EXERCISE -
Your task is to set down the records below again, exactly.

DATASET EXTRACT -
════════════════
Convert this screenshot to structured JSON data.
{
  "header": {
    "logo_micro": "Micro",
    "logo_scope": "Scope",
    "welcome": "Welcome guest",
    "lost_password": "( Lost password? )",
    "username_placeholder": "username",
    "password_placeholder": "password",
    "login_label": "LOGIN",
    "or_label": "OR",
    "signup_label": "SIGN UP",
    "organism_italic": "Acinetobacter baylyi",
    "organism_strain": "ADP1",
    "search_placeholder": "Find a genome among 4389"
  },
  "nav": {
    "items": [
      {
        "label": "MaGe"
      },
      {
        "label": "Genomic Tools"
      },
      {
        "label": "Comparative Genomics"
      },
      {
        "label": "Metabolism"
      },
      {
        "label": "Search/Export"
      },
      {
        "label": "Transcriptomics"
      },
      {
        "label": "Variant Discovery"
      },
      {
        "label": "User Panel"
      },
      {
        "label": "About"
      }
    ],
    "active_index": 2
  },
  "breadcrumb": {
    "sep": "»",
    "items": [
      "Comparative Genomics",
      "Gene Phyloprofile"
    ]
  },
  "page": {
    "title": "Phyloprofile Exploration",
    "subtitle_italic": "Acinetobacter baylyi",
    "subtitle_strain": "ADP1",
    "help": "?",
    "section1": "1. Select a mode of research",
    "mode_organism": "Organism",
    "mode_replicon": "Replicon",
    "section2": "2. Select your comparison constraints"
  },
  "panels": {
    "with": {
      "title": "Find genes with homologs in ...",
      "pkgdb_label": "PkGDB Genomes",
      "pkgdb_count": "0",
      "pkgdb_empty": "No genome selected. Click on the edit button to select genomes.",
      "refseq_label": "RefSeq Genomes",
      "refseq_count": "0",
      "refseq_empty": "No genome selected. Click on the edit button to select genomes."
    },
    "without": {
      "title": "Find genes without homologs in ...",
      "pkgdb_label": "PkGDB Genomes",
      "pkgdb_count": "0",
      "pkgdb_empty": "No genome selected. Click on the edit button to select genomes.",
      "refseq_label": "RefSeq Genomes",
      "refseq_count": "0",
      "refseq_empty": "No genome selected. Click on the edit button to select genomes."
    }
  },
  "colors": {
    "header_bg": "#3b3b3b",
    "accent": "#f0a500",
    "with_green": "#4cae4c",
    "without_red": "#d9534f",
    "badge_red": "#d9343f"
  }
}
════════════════
THE COMPLETED TASK -
Convert this screenshot to structured JSON data.
{
  "header": {
    "logo_micro": "Micro",
    "logo_scope": "Scope",
    "welcome": "Welcome guest",
    "lost_password": "( Lost password? )",
    "username_placeholder": "username",
    "password_placeholder": "password",
    "login_label": "LOGIN",
    "or_label": "OR",
    "signup_label": "SIGN UP",
    "organism_italic": "Acinetobacter baylyi",
    "organism_strain": "ADP1",
    "search_placeholder": "Find a genome among 4389"
  },
  "nav": {
    "items": [
      {
        "label": "MaGe"
      },
      {
        "label": "Genomic Tools"
      },
      {
        "label": "Comparative Genomics"
      },
      {
        "label": "Metabolism"
      },
      {
        "label": "Search/Export"
      },
      {
        "label": "Transcriptomics"
      },
      {
        "label": "Variant Discovery"
      },
      {
        "label": "User Panel"
      },
      {
        "label": "About"
      }
    ],
    "active_index": 2
  },
  "breadcrumb": {
    "sep": "»",
    "items": [
      "Comparative Genomics",
      "Gene Phyloprofile"
    ]
  },
  "page": {
    "title": "Phyloprofile Exploration",
    "subtitle_italic": "Acinetobacter baylyi",
    "subtitle_strain": "ADP1",
    "help": "?",
    "section1": "1. Select a mode of research",
    "mode_organism": "Organism",
    "mode_replicon": "Replicon",
    "section2": "2. Select your comparison constraints"
  },
  "panels": {
    "with": {
      "title": "Find genes with homologs in ...",
      "pkgdb_label": "PkGDB Genomes",
      "pkgdb_count": "0",
      "pkgdb_empty": "No genome selected. Click on the edit button to select genomes.",
      "refseq_label": "RefSeq Genomes",
      "refseq_count": "0",
      "refseq_empty": "No genome selected. Click on the edit button to select genomes."
    },
    "without": {
      "title": "Find genes without homologs in ...",
      "pkgdb_label": "PkGDB Genomes",
      "pkgdb_count": "0",
      "pkgdb_empty": "No genome selected. Click on the edit button to select genomes.",
      "refseq_label": "RefSeq Genomes",
      "refseq_count": "0",
      "refseq_empty": "No genome selected. Click on the edit button to select genomes."
    }
  },
  "colors": {
    "header_bg": "#3b3b3b",
    "accent": "#f0a500",
    "with_green": "#4cae4c",
    "without_red": "#d9534f",
    "badge_red": "#d9343f"
  }
}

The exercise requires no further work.